The thing is, we really wanted to achieve the Super Hero rating but we didn't quite know why. We found ourselves foraging around every nook and cranny trying to pick up all those little Lego pieces and for what? Where's the appeal in getting every single unlockable in the game? It's the same for the Freeplay mode, where you can use unlocked characters and tech suits to reach every hidden red brick or secret pack in a level. In theory these features add a lot of replay value and, to TT's credit, it does get more people replaying these levels than they would in other similar games. When all's said and done though, you're just playing like a gormless donkey lusting after a carrot that's always just out of reach. And even if you did eventually get the carrot by completing everything the game has to offer, then it's still just a carrot.
Peas In A Pod
The reason we're drawing all these parallels between Lego Batman and the other Lego games is that the format really hasn't changed much from the Star Wars and Indiana Jones games. The combat retains the slight improvements made with Lego Indiana Jones but remains repetitive overall, the dodgy partner AI that's dogged the series hasn't been fixed, vehicle sections are still fairly uninspiring, and there's very little here in terms of new gameplay features. Perhaps the most original idea is Batman, Robin, and Batgirl's tech suits. Similarly, the abilities of various super-villains in the game are pretty cool as well. Tech suits allow Batman and his sidekicks to do everything from gliding long distances and walking vertically up metal walls, to spending extended periods underwater and walking over hot metal pipes, while super-villains can control the minds and actions of NPCs (the Riddler) or joy buzz people to death (again, no prizes for guessing who).
Having said that, the characters in the Star Wars games also offered up a lot of variation with the assorted force powers and weapons on show, so while we certainly enjoyed the tech suits and super-villainy, perhaps it's not a huge leap forward for the series. Similarly, the graphics retain the same Lego injected appeal that they always have, with cute character models that perform well in the game and during humorous cut-scenes that haven't lost any of their charm without a film license to draw on. Perhaps TT could've done a little more with the Gotham City setting by making environments a bit more stylistically well realised, especially with an extensive back-catalogue of Batman movies and comics to draw on.

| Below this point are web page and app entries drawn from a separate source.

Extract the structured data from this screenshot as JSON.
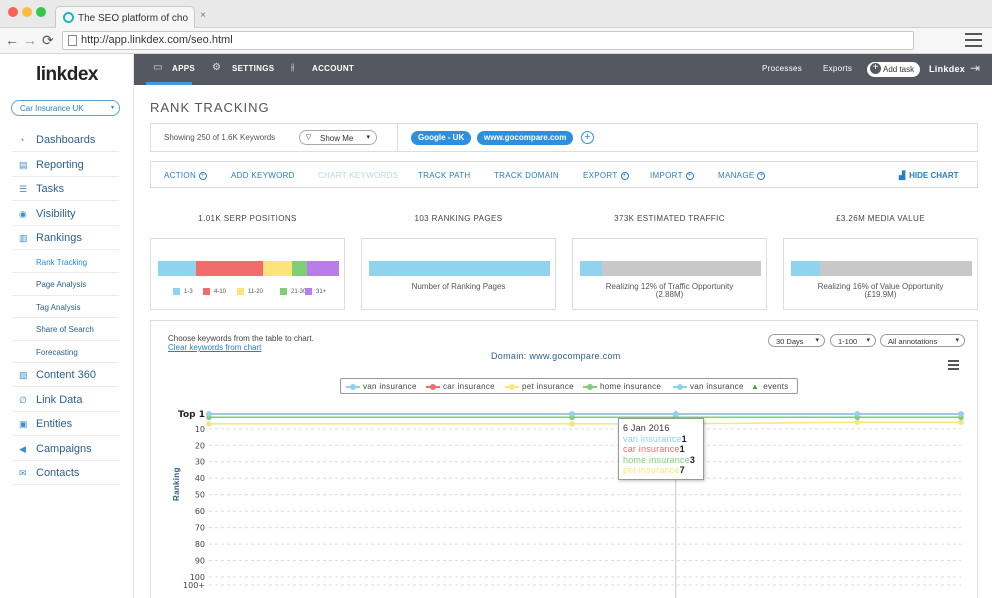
{
  "browser": {
    "tab_title": "The SEO platform of cho",
    "tab_close": "×",
    "url": "http://app.linkdex.com/seo.html",
    "back": "←",
    "forward": "→",
    "reload": "⟳"
  },
  "sidebar": {
    "logo": "linkdex",
    "project": "Car Insurance UK",
    "items": [
      {
        "label": "Dashboards",
        "icon": "dashboard-icon",
        "glyph": "◔"
      },
      {
        "label": "Reporting",
        "icon": "document-icon",
        "glyph": "▤"
      },
      {
        "label": "Tasks",
        "icon": "list-icon",
        "glyph": "☰"
      },
      {
        "label": "Visibility",
        "icon": "eye-icon",
        "glyph": "◉"
      },
      {
        "label": "Rankings",
        "icon": "bar-chart-icon",
        "glyph": "▥"
      }
    ],
    "subitems": [
      "Rank Tracking",
      "Page Analysis",
      "Tag Analysis",
      "Share of Search",
      "Forecasting"
    ],
    "items2": [
      {
        "label": "Content 360",
        "icon": "book-icon",
        "glyph": "▧"
      },
      {
        "label": "Link Data",
        "icon": "link-icon",
        "glyph": "∅"
      },
      {
        "label": "Entities",
        "icon": "entity-icon",
        "glyph": "▣"
      },
      {
        "label": "Campaigns",
        "icon": "megaphone-icon",
        "glyph": "◀"
      },
      {
        "label": "Contacts",
        "icon": "envelope-icon",
        "glyph": "✉"
      }
    ]
  },
  "topnav": {
    "apps": "APPS",
    "settings": "SETTINGS",
    "account": "ACCOUNT",
    "processes": "Processes",
    "exports": "Exports",
    "add_task": "Add task",
    "user": "Linkdex",
    "apps_glyph": "▭",
    "settings_glyph": "⚙",
    "account_glyph": "⫲",
    "logout_glyph": "⇥",
    "plus_glyph": "+"
  },
  "page": {
    "title": "RANK TRACKING",
    "showing": "Showing 250 of 1.6K Keywords",
    "show_me": "Show Me",
    "filter_glyph": "▽",
    "caret": "▾",
    "chips": [
      "Google - UK",
      "www.gocompare.com"
    ],
    "chip_add": "+"
  },
  "actions": {
    "items": [
      "ACTION",
      "ADD KEYWORD",
      "CHART KEYWORDS",
      "TRACK PATH",
      "TRACK DOMAIN",
      "EXPORT",
      "IMPORT",
      "MANAGE"
    ],
    "plus_glyph": "+",
    "hide_chart": "HIDE CHART",
    "hide_chart_glyph": "▟"
  },
  "metrics": [
    {
      "title": "1.01K SERP POSITIONS"
    },
    {
      "title": "103 RANKING PAGES",
      "label": "Number of Ranking Pages"
    },
    {
      "title": "373K ESTIMATED TRAFFIC",
      "label": "Realizing 12% of Traffic Opportunity",
      "sub": "(2.88M)",
      "progress": 12
    },
    {
      "title": "£3.26M MEDIA VALUE",
      "label": "Realizing 16% of Value Opportunity",
      "sub": "(£19.9M)",
      "progress": 16
    }
  ],
  "serp_legend": [
    {
      "label": "1-3",
      "color": "#8fd3ee"
    },
    {
      "label": "4-10",
      "color": "#f26c6c"
    },
    {
      "label": "11-20",
      "color": "#fbe57a"
    },
    {
      "label": "21-30",
      "color": "#7fcf78"
    },
    {
      "label": "31+",
      "color": "#b97ce8"
    }
  ],
  "chart_panel": {
    "choose": "Choose keywords from the table to chart.",
    "clear": "Clear keywords from chart",
    "domain": "Domain: www.gocompare.com",
    "dropdowns": [
      "30 Days",
      "1-100",
      "All annotations"
    ],
    "caret": "▾",
    "legend": [
      {
        "label": "van insurance",
        "color": "#8fd3ee"
      },
      {
        "label": "car insurance",
        "color": "#f26c6c"
      },
      {
        "label": "pet insurance",
        "color": "#fbe57a"
      },
      {
        "label": "home insurance",
        "color": "#7fcf78"
      },
      {
        "label": "van insurance",
        "color": "#8fd3ee"
      },
      {
        "label": "events",
        "color": "#4a9a3a"
      }
    ],
    "events_glyph": "▲",
    "y_title": "Ranking",
    "tooltip": {
      "date": "6 Jan 2016",
      "rows": [
        {
          "name": "van insurance",
          "value": "1"
        },
        {
          "name": "car insurance",
          "value": "1"
        },
        {
          "name": "home insurance",
          "value": "3"
        },
        {
          "name": "pet insurance",
          "value": "7"
        }
      ]
    }
  },
  "chart_data": {
    "type": "line",
    "ylabel": "Ranking",
    "yticks": [
      "Top 1",
      "10",
      "20",
      "30",
      "40",
      "50",
      "60",
      "70",
      "80",
      "90",
      "100",
      "100+"
    ],
    "ylim": [
      1,
      100
    ],
    "y_reversed": true,
    "series": [
      {
        "name": "van insurance",
        "color": "#8fd3ee",
        "values": [
          1,
          1,
          1,
          1,
          1
        ]
      },
      {
        "name": "car insurance",
        "color": "#f26c6c",
        "values": [
          1,
          1,
          1,
          1,
          1
        ]
      },
      {
        "name": "pet insurance",
        "color": "#fbe57a",
        "values": [
          7,
          7,
          7,
          6,
          6
        ]
      },
      {
        "name": "home insurance",
        "color": "#7fcf78",
        "values": [
          3,
          3,
          3,
          3,
          3
        ]
      },
      {
        "name": "van insurance",
        "color": "#8fd3ee",
        "values": [
          1,
          1,
          1,
          1,
          1
        ]
      }
    ],
    "marker_points": [
      0,
      14,
      18,
      25,
      29
    ],
    "x_extent": 29,
    "crosshair_index": 18,
    "grid": "horizontal-dashed"
  }
}
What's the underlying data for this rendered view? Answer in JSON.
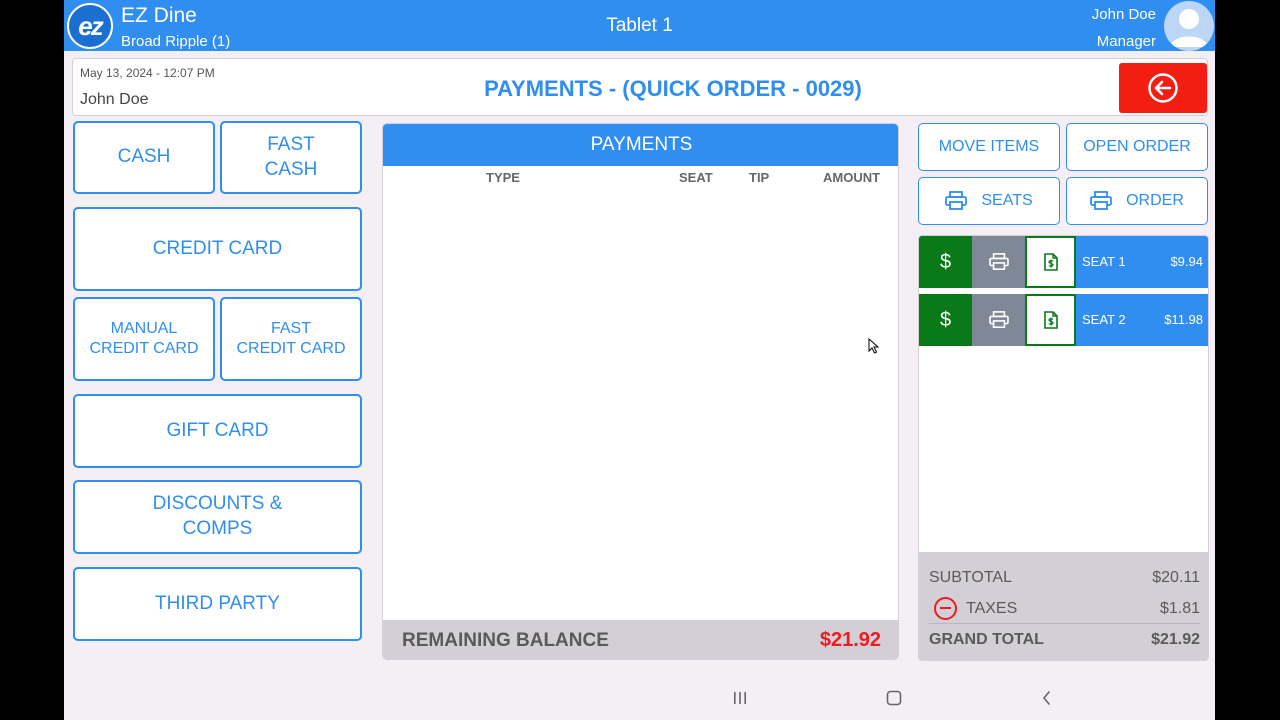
{
  "topbar": {
    "logo_text": "ez",
    "app_name": "EZ Dine",
    "location": "Broad Ripple (1)",
    "device_name": "Tablet 1",
    "user_name": "John Doe",
    "user_role": "Manager"
  },
  "header": {
    "datetime": "May 13, 2024 - 12:07 PM",
    "user": "John Doe",
    "title": "PAYMENTS - (QUICK ORDER - 0029)"
  },
  "payment_methods": {
    "cash": "CASH",
    "fast_cash": "FAST\nCASH",
    "credit_card": "CREDIT CARD",
    "manual_credit_card": "MANUAL\nCREDIT CARD",
    "fast_credit_card": "FAST\nCREDIT CARD",
    "gift_card": "GIFT CARD",
    "discounts": "DISCOUNTS &\nCOMPS",
    "third_party": "THIRD PARTY"
  },
  "payments_panel": {
    "title": "PAYMENTS",
    "columns": [
      "TYPE",
      "SEAT",
      "TIP",
      "AMOUNT"
    ],
    "rows": [],
    "remaining_label": "REMAINING BALANCE",
    "remaining_value": "$21.92"
  },
  "actions": {
    "move_items": "MOVE ITEMS",
    "open_order": "OPEN ORDER",
    "print_seats": "SEATS",
    "print_order": "ORDER"
  },
  "seats": [
    {
      "pay_symbol": "$",
      "label": "SEAT 1",
      "amount": "$9.94"
    },
    {
      "pay_symbol": "$",
      "label": "SEAT 2",
      "amount": "$11.98"
    }
  ],
  "totals": {
    "subtotal_label": "SUBTOTAL",
    "subtotal_value": "$20.11",
    "taxes_label": "TAXES",
    "taxes_value": "$1.81",
    "grand_total_label": "GRAND TOTAL",
    "grand_total_value": "$21.92"
  },
  "colors": {
    "accent": "#2f8ef0",
    "danger": "#f41d11",
    "pay_green": "#0a7a18",
    "print_gray": "#7f8896",
    "panel_gray": "#d3cfd6"
  },
  "icons": {
    "back": "arrow-left-circle-icon",
    "print": "printer-icon",
    "receipt": "receipt-dollar-icon",
    "nav_recents": "recents-icon",
    "nav_home": "home-icon",
    "nav_back": "nav-back-icon"
  }
}
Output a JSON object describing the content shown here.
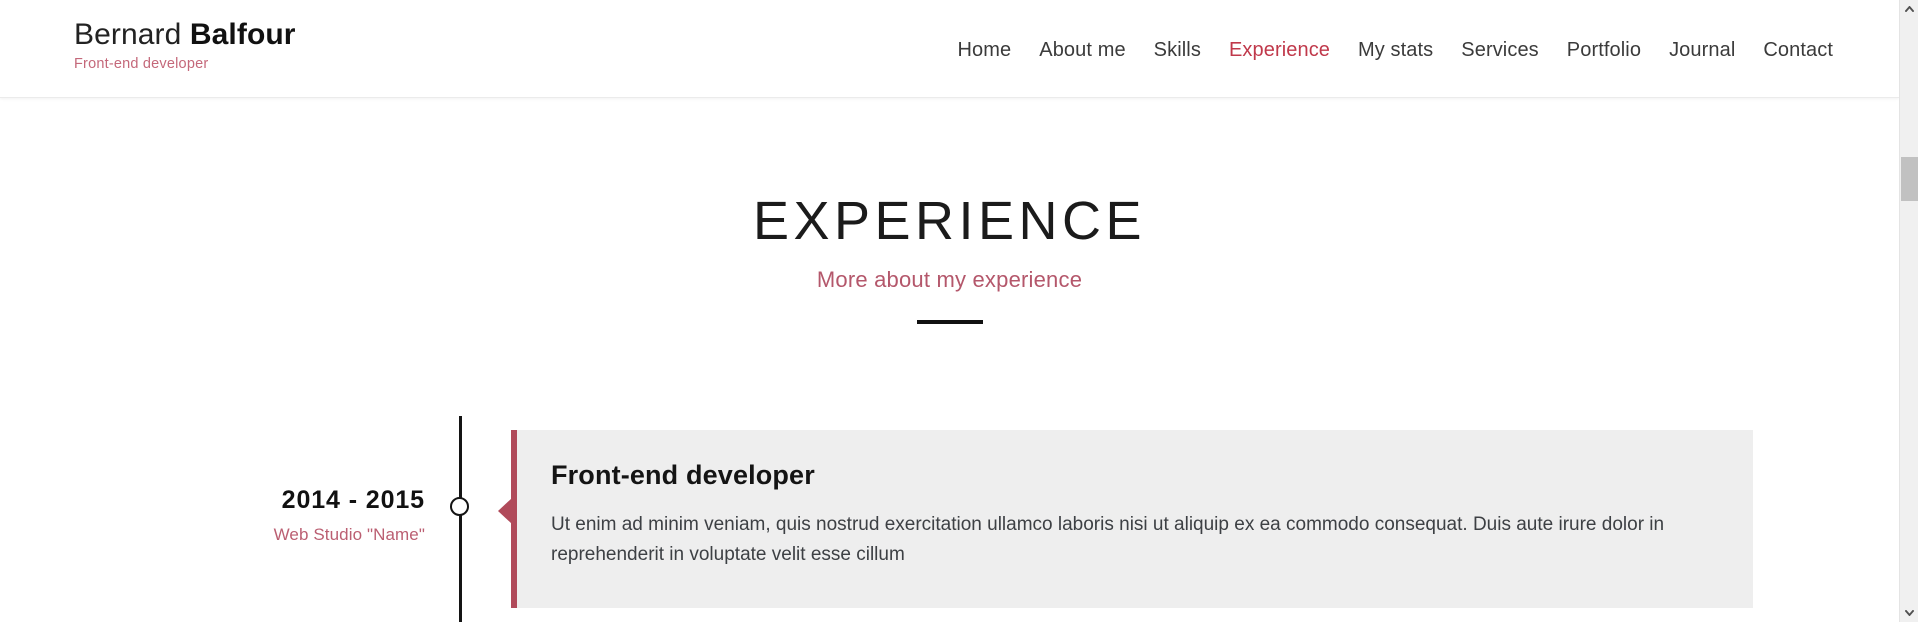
{
  "brand": {
    "first_name": "Bernard",
    "last_name": "Balfour",
    "role": "Front-end developer"
  },
  "nav": {
    "items": [
      {
        "label": "Home",
        "active": false
      },
      {
        "label": "About me",
        "active": false
      },
      {
        "label": "Skills",
        "active": false
      },
      {
        "label": "Experience",
        "active": true
      },
      {
        "label": "My stats",
        "active": false
      },
      {
        "label": "Services",
        "active": false
      },
      {
        "label": "Portfolio",
        "active": false
      },
      {
        "label": "Journal",
        "active": false
      },
      {
        "label": "Contact",
        "active": false
      }
    ]
  },
  "section": {
    "title": "EXPERIENCE",
    "subtitle": "More about my experience"
  },
  "timeline": {
    "entries": [
      {
        "date": "2014 - 2015",
        "company": "Web Studio \"Name\"",
        "title": "Front-end developer",
        "text": "Ut enim ad minim veniam, quis nostrud exercitation ullamco laboris nisi ut aliquip ex ea commodo consequat. Duis aute irure dolor in reprehenderit in voluptate velit esse cillum"
      }
    ]
  },
  "colors": {
    "accent_rose": "#c4687a",
    "accent_active": "#c0394b",
    "card_border": "#b04a5a",
    "card_bg": "#eeeeee",
    "text_dark": "#141414",
    "scrollbar_thumb": "#c1c1c1"
  },
  "scrollbar": {
    "up_arrow_icon": "chevron-up-icon",
    "down_arrow_icon": "chevron-down-icon"
  }
}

If you had to place Batman within a canon of the Dark Knight's universe, the first couple of movies would be the most suitable comparison. It's certainly not the gritty Gotham and morally ambiguous Batman of the Frank Miller graphic novels and latest films, but it's also not the camp style of the original TV series either. Batman is always the upstanding cape crusader fighting of fairly comical super-villains that still manage to retain an edge, bringing the game closer to the Tim Burton movies. It's perhaps fitting then, that TT has used Danny Elfman's score from these films for the backing track in Lego Batman.